The rainwater collection areas are made up of two adjacent buildings. One building is a barn which is 55” x 60” on the north roof where the water will be collected. The other building is a machine shed which is 25 x 72 on the south roof where water will be collected. Both buildings are maintained in excellent condition. Both buildings have a new metal roofs installed in the last two years.  

At the lower end of the roof, an eve spout will be installed to collect rain water and the runoff will drain into a 20,000 gallon holding tank positioned between the buildings. At the ground level, an electrical water pump will be installed that meets the irrigation requirement of 30 pounds of pressure per square inch (the average pressure standard generally used in irrigation systems less than one acre). The water catchment system and resevoir will be used to irrigate the 1/4 acre of organic vegetables.

Research results and discussion:

The logistics for implementing such a large water collection area was a challenge. Several of the identifying factors that contributed to a lack of practicalness in this project were as follows. The first is the difficulty that water conservation is confronted with during a drought. During the summer of 2012, very little rainfall was recorded. The amount was so small that the rainwater harvesting project was not able to supply the vegetable garden with the minimum requirement for water.  Also, the practicality of using portable water tanks revealed itself as an obvious benefit to this project. In 2013, there was a reassessment of how I might utilize an alternative storage system that allows water to be shared with other farmers, transported down the road to additional sites, and more easily stored because the space designated for water storage would be accessible for other applications- full tanks could be moved and empty ones put in place.

Impact of Results/Outcomes

The project demonstrated how to use a large collection area that can adequately water a small garden without additional water supplementation.  The project had some successes and pitfalls.  The lessons learned may be useful to others who aspire to develop large rainwater collection areas.

Participation Summary

Educational & Outreach Activities

Participation Summary:

Education/outreach description:

The project attracted a lot of attention from people interested in establishing water collection system's for irrigation.  For example, New Pioneer Coop in Coralville is making plans to create a garden adjacent to their grocery store which will utilize roof space to collect water for irrigation.  They have consuted with me as part of their planning process. New Pioneer Coop is benefiting from the lessons learned in this large scale demonstration. 

Project Outcomes


Potential Contributions

A rainwater storage site of this magnitude looks better on paper than is does when trying to implement.
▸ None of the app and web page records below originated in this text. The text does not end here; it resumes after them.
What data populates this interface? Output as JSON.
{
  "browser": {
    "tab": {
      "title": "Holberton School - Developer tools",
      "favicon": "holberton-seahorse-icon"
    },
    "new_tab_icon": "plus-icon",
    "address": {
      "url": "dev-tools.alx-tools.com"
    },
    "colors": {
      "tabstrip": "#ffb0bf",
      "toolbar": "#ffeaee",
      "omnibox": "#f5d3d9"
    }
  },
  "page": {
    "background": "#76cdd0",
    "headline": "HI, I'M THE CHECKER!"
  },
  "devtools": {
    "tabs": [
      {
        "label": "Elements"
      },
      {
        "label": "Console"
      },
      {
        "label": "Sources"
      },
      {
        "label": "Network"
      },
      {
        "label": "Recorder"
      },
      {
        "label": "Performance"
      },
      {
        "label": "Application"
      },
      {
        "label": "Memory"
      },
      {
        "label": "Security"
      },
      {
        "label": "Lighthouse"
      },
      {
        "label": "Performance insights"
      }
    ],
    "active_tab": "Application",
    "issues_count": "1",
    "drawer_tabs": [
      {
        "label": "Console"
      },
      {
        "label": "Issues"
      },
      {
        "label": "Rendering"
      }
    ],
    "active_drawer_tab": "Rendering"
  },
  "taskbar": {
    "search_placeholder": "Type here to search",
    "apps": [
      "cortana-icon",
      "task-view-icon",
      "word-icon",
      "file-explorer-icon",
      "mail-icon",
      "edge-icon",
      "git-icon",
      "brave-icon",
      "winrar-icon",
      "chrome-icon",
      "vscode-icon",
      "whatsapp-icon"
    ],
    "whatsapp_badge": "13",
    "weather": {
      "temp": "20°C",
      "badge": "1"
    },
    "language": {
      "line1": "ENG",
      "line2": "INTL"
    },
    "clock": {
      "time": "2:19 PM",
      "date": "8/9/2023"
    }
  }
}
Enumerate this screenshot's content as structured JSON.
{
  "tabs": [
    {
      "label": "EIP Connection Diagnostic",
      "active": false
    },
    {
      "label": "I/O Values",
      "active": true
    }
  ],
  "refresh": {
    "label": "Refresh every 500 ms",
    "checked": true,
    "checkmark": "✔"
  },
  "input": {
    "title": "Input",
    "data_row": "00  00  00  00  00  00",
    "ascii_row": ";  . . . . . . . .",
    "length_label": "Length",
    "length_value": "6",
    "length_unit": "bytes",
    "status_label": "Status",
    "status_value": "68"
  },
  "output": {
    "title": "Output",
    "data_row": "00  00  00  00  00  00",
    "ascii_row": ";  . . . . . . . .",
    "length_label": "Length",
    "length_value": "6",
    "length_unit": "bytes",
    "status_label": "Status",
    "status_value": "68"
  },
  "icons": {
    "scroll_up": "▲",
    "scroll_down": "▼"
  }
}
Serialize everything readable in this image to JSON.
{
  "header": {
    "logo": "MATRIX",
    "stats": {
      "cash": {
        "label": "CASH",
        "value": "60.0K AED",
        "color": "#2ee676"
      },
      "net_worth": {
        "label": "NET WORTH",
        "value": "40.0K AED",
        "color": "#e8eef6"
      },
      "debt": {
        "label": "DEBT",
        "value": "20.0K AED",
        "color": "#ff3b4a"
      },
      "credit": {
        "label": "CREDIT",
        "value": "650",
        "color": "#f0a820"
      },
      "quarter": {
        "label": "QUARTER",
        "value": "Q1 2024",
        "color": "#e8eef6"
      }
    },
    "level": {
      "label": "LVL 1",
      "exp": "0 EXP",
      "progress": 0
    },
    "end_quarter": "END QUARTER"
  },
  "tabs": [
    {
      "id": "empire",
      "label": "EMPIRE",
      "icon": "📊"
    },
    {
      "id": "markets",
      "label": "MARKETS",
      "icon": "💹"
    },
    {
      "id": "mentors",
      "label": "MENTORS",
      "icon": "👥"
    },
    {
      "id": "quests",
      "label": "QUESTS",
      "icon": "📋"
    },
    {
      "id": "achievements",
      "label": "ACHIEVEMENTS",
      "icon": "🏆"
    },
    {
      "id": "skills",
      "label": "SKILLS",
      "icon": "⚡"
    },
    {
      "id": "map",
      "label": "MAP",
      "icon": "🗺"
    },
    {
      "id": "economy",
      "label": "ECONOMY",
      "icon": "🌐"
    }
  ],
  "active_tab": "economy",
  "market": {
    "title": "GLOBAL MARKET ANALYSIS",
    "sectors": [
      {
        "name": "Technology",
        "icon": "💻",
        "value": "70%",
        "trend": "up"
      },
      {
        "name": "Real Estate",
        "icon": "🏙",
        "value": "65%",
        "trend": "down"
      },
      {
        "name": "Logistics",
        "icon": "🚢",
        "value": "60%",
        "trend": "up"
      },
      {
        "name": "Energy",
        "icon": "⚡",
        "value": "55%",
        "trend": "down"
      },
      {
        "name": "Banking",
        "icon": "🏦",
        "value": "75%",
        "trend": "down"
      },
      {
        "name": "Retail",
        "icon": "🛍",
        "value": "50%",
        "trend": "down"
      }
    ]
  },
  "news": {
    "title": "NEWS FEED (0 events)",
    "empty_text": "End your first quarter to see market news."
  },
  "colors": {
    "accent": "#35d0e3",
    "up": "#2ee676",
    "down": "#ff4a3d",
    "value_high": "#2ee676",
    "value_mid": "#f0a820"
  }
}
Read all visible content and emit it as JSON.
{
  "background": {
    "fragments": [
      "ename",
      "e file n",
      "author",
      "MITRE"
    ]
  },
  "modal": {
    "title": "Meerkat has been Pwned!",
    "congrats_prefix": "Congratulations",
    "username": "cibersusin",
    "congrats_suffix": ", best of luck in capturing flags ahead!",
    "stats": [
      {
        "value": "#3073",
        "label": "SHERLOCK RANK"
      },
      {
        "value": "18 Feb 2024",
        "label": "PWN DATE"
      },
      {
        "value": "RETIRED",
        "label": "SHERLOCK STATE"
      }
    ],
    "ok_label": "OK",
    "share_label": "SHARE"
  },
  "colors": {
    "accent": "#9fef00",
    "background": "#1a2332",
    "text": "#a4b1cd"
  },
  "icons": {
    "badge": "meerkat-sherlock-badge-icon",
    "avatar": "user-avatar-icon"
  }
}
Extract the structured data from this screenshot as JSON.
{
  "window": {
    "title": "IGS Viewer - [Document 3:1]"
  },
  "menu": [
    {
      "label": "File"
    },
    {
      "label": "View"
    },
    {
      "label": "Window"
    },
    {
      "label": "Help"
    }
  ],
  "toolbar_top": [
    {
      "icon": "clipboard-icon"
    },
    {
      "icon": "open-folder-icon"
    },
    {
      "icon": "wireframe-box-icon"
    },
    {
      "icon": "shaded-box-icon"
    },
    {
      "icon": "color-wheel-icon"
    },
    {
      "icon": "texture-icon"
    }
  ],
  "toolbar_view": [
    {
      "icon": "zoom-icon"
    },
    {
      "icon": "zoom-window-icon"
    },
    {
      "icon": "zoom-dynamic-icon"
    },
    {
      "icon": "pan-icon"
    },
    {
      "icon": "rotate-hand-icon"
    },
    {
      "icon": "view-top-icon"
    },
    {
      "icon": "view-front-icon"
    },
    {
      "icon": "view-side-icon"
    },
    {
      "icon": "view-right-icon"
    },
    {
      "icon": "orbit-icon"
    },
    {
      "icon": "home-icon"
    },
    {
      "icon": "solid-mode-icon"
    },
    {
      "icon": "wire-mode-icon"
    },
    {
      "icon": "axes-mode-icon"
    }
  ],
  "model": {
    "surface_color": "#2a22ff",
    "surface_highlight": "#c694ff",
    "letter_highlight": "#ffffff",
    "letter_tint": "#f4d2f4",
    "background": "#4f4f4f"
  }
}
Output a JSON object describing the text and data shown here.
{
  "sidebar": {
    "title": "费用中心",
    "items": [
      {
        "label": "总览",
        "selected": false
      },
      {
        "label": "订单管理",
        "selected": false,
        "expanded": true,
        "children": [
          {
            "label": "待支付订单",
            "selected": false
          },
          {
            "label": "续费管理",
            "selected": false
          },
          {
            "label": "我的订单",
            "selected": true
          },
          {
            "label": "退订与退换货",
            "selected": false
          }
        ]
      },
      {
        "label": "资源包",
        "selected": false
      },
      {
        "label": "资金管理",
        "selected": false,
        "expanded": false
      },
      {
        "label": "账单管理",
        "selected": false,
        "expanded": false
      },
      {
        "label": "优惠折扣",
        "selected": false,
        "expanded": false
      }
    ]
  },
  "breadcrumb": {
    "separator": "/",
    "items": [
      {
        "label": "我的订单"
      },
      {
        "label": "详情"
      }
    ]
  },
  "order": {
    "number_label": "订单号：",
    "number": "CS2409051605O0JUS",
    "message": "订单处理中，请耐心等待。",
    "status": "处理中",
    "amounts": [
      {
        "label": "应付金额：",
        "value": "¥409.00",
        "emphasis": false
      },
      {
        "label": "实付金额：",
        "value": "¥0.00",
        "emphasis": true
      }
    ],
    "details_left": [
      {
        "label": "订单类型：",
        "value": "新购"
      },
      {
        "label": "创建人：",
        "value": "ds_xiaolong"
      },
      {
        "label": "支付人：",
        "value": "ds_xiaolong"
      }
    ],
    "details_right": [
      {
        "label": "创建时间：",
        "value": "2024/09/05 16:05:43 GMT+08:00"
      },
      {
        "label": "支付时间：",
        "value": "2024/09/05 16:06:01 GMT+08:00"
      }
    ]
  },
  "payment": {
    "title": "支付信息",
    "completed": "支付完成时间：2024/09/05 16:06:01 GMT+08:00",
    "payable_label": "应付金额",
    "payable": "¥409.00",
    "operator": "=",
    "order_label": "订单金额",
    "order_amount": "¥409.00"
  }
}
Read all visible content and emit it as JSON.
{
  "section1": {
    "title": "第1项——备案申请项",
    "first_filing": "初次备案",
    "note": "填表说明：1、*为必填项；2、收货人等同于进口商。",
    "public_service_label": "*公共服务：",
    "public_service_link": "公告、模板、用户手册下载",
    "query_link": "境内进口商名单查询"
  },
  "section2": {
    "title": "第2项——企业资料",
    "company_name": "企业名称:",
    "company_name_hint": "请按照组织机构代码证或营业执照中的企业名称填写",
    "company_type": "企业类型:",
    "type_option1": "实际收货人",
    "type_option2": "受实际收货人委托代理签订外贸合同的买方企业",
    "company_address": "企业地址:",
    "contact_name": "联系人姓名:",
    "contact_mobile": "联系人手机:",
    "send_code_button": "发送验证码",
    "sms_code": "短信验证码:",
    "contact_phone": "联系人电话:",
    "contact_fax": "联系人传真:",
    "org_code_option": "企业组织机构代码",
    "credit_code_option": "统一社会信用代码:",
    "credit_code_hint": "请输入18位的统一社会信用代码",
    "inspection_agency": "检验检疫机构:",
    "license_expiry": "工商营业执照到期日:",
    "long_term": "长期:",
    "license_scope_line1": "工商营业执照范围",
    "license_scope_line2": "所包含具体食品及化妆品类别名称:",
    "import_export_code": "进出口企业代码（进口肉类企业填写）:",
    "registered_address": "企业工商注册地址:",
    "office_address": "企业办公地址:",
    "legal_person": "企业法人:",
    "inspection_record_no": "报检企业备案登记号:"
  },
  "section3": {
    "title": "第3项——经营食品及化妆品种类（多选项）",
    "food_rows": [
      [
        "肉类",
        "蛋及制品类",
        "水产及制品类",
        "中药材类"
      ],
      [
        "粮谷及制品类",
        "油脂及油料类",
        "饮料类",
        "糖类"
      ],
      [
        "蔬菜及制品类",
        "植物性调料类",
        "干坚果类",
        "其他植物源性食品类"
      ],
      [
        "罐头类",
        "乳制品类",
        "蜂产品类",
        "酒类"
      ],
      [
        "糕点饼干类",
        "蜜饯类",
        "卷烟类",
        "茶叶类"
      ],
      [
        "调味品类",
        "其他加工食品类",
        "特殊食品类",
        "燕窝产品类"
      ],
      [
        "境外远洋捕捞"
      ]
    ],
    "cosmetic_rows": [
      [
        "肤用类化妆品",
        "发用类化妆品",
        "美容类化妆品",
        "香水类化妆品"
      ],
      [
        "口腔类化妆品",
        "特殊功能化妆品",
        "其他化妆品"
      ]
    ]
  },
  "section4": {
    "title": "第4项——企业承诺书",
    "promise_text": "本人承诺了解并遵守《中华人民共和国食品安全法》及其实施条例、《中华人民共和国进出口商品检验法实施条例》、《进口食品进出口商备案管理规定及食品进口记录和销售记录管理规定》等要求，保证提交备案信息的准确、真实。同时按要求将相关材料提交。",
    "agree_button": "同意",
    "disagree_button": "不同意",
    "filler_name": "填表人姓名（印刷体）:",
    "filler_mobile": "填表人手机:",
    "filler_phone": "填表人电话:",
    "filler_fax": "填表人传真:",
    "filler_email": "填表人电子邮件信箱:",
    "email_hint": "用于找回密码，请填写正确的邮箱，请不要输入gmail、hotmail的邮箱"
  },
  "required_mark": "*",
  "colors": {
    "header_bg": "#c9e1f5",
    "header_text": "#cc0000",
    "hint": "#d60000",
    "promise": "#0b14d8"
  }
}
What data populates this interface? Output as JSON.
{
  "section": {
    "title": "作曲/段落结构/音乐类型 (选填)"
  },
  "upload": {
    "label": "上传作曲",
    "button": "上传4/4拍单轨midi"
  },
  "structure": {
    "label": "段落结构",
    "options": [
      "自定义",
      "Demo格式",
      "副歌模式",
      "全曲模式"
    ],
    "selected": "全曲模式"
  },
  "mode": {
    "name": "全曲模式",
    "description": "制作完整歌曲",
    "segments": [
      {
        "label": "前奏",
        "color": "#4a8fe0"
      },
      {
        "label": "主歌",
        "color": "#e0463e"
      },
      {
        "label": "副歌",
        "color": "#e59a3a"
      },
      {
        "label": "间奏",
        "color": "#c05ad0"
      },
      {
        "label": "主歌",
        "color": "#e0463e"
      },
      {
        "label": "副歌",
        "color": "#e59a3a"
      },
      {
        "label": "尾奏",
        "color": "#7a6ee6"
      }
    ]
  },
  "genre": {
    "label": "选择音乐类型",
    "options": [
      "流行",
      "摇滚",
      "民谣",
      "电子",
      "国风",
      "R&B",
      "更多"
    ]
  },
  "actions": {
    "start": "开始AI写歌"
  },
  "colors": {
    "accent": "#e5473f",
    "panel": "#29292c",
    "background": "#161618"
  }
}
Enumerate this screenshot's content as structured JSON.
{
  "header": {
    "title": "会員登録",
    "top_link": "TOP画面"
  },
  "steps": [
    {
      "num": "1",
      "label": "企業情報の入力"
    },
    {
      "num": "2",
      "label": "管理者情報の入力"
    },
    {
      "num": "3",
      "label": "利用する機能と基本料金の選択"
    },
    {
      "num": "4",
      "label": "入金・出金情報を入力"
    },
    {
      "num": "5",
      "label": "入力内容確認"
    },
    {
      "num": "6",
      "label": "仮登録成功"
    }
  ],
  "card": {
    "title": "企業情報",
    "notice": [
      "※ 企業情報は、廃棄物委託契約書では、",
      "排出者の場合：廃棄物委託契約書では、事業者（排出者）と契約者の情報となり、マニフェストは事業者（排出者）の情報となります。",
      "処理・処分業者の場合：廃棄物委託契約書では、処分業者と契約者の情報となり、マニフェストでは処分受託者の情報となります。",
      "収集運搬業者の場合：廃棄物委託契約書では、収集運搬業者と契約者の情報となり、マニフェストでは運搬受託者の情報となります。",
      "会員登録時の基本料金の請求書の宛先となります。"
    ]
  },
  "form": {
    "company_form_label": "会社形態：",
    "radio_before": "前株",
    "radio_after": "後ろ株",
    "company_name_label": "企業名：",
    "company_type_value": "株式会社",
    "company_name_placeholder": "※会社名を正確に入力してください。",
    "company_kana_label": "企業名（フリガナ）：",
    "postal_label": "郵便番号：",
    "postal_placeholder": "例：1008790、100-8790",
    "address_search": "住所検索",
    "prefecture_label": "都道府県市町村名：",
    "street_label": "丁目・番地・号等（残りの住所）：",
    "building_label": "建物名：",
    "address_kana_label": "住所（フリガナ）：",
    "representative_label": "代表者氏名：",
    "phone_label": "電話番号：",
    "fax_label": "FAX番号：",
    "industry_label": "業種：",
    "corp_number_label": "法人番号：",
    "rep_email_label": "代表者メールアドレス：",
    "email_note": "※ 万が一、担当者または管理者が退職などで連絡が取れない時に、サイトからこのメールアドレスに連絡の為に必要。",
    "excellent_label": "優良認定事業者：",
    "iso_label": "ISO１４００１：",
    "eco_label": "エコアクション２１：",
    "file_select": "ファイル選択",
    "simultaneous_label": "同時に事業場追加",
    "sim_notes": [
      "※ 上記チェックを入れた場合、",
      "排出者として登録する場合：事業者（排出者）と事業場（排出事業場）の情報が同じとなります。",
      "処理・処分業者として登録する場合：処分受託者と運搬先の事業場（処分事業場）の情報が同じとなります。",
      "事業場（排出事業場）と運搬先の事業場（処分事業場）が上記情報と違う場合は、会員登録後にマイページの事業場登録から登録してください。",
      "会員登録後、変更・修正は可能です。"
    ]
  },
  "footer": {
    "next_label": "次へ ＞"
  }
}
The practicality of storing 20,000 gallons in one or two large tanks is less useful than having smaller tanks that can be used to port water to multiple sites. Implementing both the large holding tanks and smaller ones to port water would require  additional costs that this project did not allocate. 

Future Recommendations

The storage tanks would be best designed as permanent basins located beneath the ground that could last many many years.  Then, a backup water system ie. well that could make use of the storage during times of water scarcity is necessary to ensure that all is not dependent on the weather.  It is valuable to be able to port water to sites beyond the reach of the rainwater collection system. 

Any opinions, findings, conclusions, or recommendations expressed in this publication are those of the author(s) and do not necessarily reflect the view of the U.S. Department of Agriculture or SARE.